Edited by:

Andrew R. Gennery, Newcastle University, United Kingdom

Reviewed by:

Sinisa Savic, University of Leeds, United Kingdom
Michel J. Massaad, American University of Beirut Medical Center, Lebanon
Yu Nee Lee, Sheba Medical Center, Israel

Copyright © 2020 Sharapova, Skomska-Pawliszak, Rodina, Wolska-Kuśnierz, Dabrowska-Leonik, Mikołuć, Pashchenko, Pasic, Freiberger, Milota, Formánková, Szaflarska, Siedlar, Avčin, Markelj, Ciznar, Kalwak, Kołtan, Jackowska, Drabko, Gagro, Pac, Naumova, Kandilarova, Babol-Pokora, Varabyou, Barendregt, Raykina, Varlamova, Pavlova, Grombirikova, Debeljak, Mersiyanova, Bondarenko, Chernyshova, Kostyuchenko, Guseva, Rascon, Muleviciene, Preiksaitiene, Geier, Leiss-Piller, Yamazaki, Kawai, Walter, Kondratenko, Šedivá, van der Burg, Kuzmenko, Notarangelo, Bernatowska and Aleinikova. This is an open-access article distributed under the terms of the Creative Commons Attribution License (CC BY). The use, distribution or reproduction in other forums is permitted, provided the original author(s) and the copyright owner(s) are credited and that the original publication in this journal is cited, in accordance with accepted academic practice. No use, distribution or reproduction is permitted which does not comply with these terms.
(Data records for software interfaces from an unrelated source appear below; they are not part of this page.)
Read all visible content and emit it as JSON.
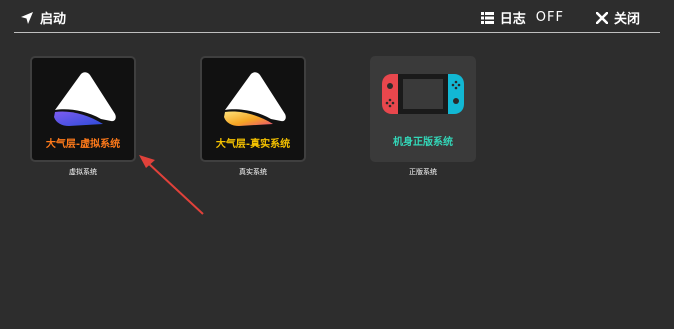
{
  "topbar": {
    "launch_label": "启动",
    "log_label": "日志",
    "log_state": "OFF",
    "close_label": "关闭"
  },
  "tiles": [
    {
      "title": "大气层-虚拟系统",
      "caption": "虚拟系统",
      "title_color": "#ff7a1a"
    },
    {
      "title": "大气层-真实系统",
      "caption": "真实系统",
      "title_color": "#f5c200"
    },
    {
      "title": "机身正版系统",
      "caption": "正版系统",
      "title_color": "#33d6b8"
    }
  ],
  "colors": {
    "background": "#2d2d2d",
    "arrow": "#e0413a",
    "joycon_left": "#e8474d",
    "joycon_right": "#12b8d4"
  },
  "icons": [
    "navigation-arrow-icon",
    "list-icon",
    "close-icon",
    "atmosphere-logo-icon",
    "switch-console-icon"
  ]
}
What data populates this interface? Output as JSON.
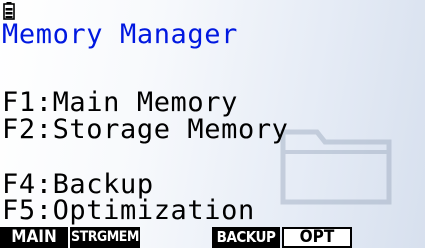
{
  "status_bar": {
    "battery_icon": "battery-icon"
  },
  "title": "Memory Manager",
  "menu": {
    "f1": "F1:Main Memory",
    "f2": "F2:Storage Memory",
    "f4": "F4:Backup",
    "f5": "F5:Optimization"
  },
  "function_keys": {
    "f1": "MAIN",
    "f2": "STRGMEM",
    "f4": "BACKUP",
    "f5": "OPT"
  },
  "colors": {
    "title": "#0018e0",
    "text": "#000000",
    "background_right": "#d7e0ee"
  },
  "background_icon": "folder-icon"
}
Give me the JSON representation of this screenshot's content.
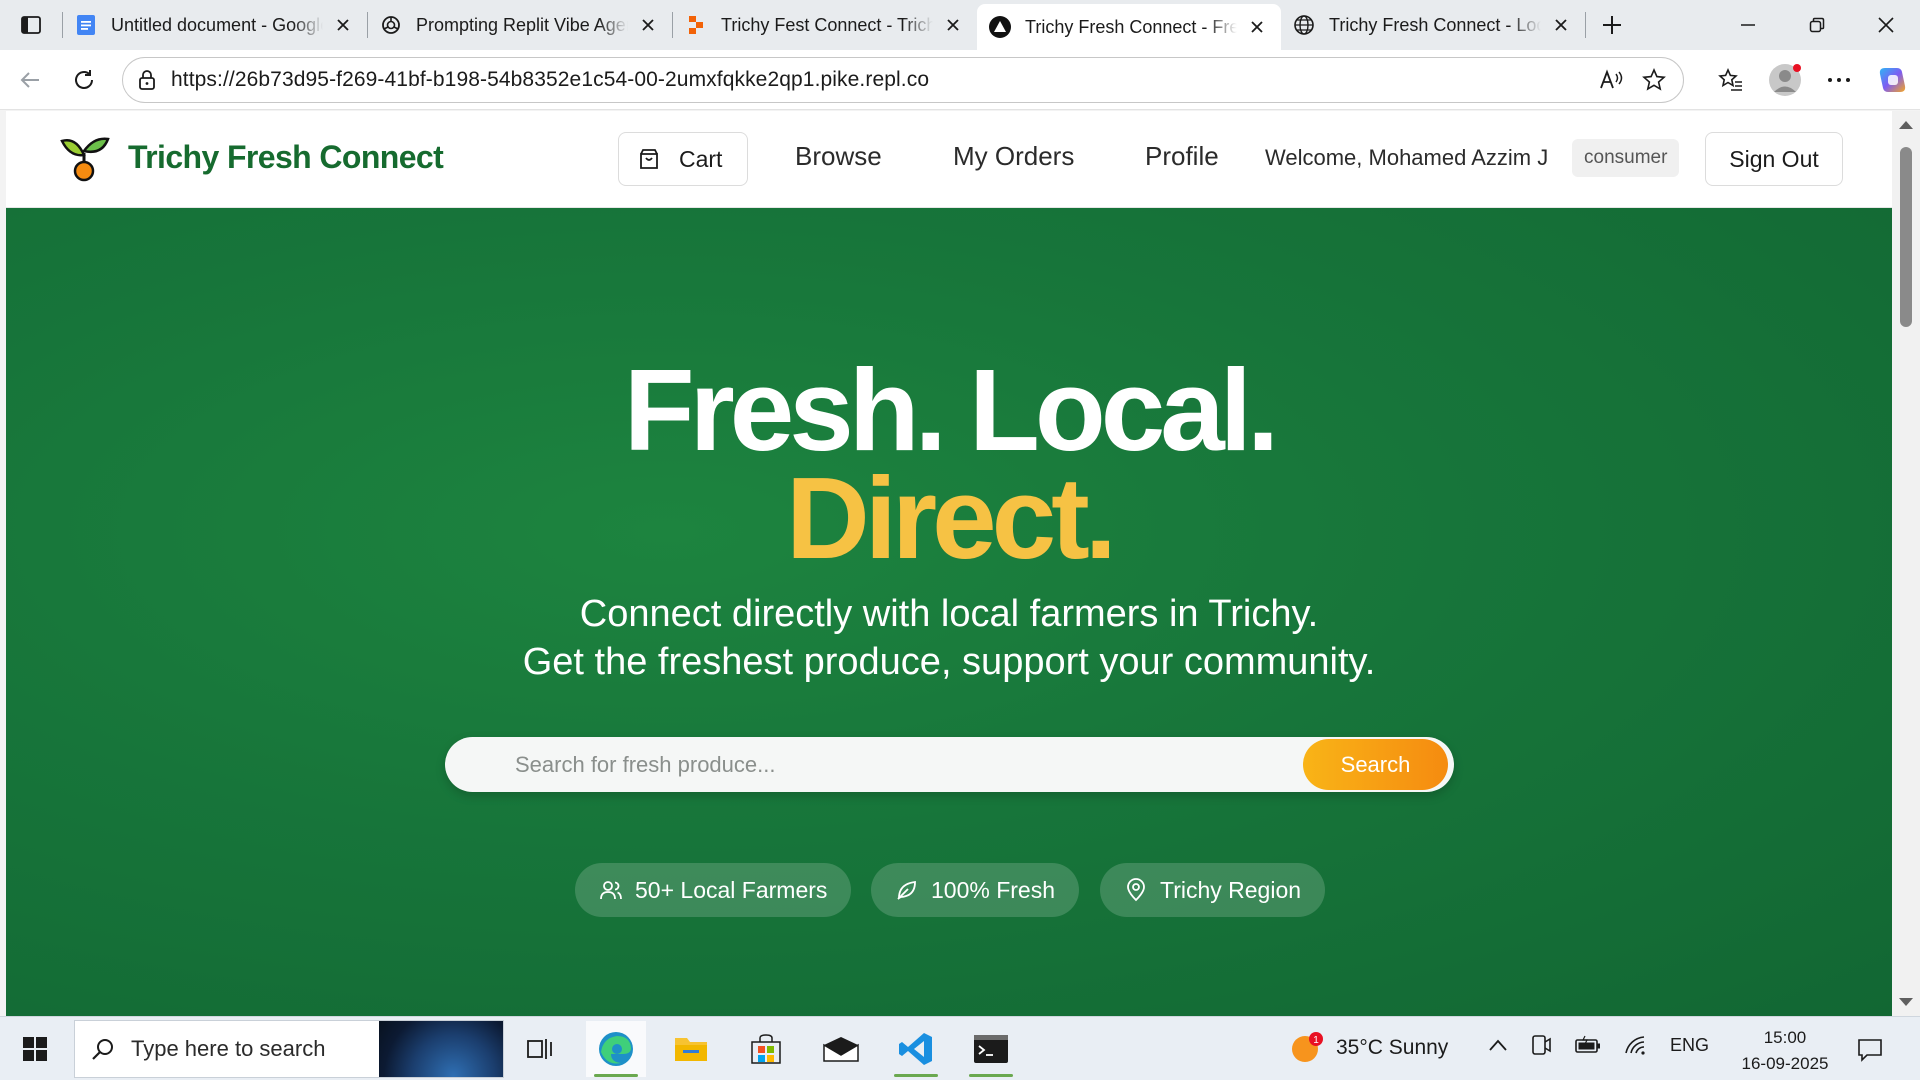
{
  "browser": {
    "tabs": [
      {
        "title": "Untitled document - Google Docs",
        "icon": "docs-icon"
      },
      {
        "title": "Prompting Replit Vibe Agent",
        "icon": "openai-icon"
      },
      {
        "title": "Trichy Fest Connect - Trichy",
        "icon": "replit-icon"
      },
      {
        "title": "Trichy Fresh Connect - Fresh",
        "icon": "app-icon",
        "active": true
      },
      {
        "title": "Trichy Fresh Connect - Local",
        "icon": "globe-icon"
      }
    ],
    "url": "https://26b73d95-f269-41bf-b198-54b8352e1c54-00-2umxfqkke2qp1.pike.repl.co"
  },
  "site": {
    "brand": "Trichy Fresh Connect",
    "nav": {
      "cart": "Cart",
      "browse": "Browse",
      "orders": "My Orders",
      "profile": "Profile",
      "welcome": "Welcome, Mohamed Azzim J",
      "role": "consumer",
      "sign_out": "Sign Out"
    },
    "hero": {
      "line1": "Fresh. Local.",
      "line2": "Direct.",
      "sub1": "Connect directly with local farmers in Trichy.",
      "sub2": "Get the freshest produce, support your community.",
      "search_placeholder": "Search for fresh produce...",
      "search_button": "Search",
      "pills": [
        {
          "label": "50+ Local Farmers",
          "icon": "users-icon"
        },
        {
          "label": "100% Fresh",
          "icon": "leaf-icon"
        },
        {
          "label": "Trichy Region",
          "icon": "map-pin-icon"
        }
      ]
    },
    "colors": {
      "brand_green": "#166b2f",
      "hero_green": "#17753a",
      "accent_yellow": "#f6c244",
      "search_orange": "#f58b10"
    }
  },
  "taskbar": {
    "search_placeholder": "Type here to search",
    "weather": "35°C  Sunny",
    "weather_badge": "1",
    "lang": "ENG",
    "time": "15:00",
    "date": "16-09-2025"
  }
}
*Correspondence: Svetlana O. Sharapova,;

These authors have contributed equally to this work and share senior authorship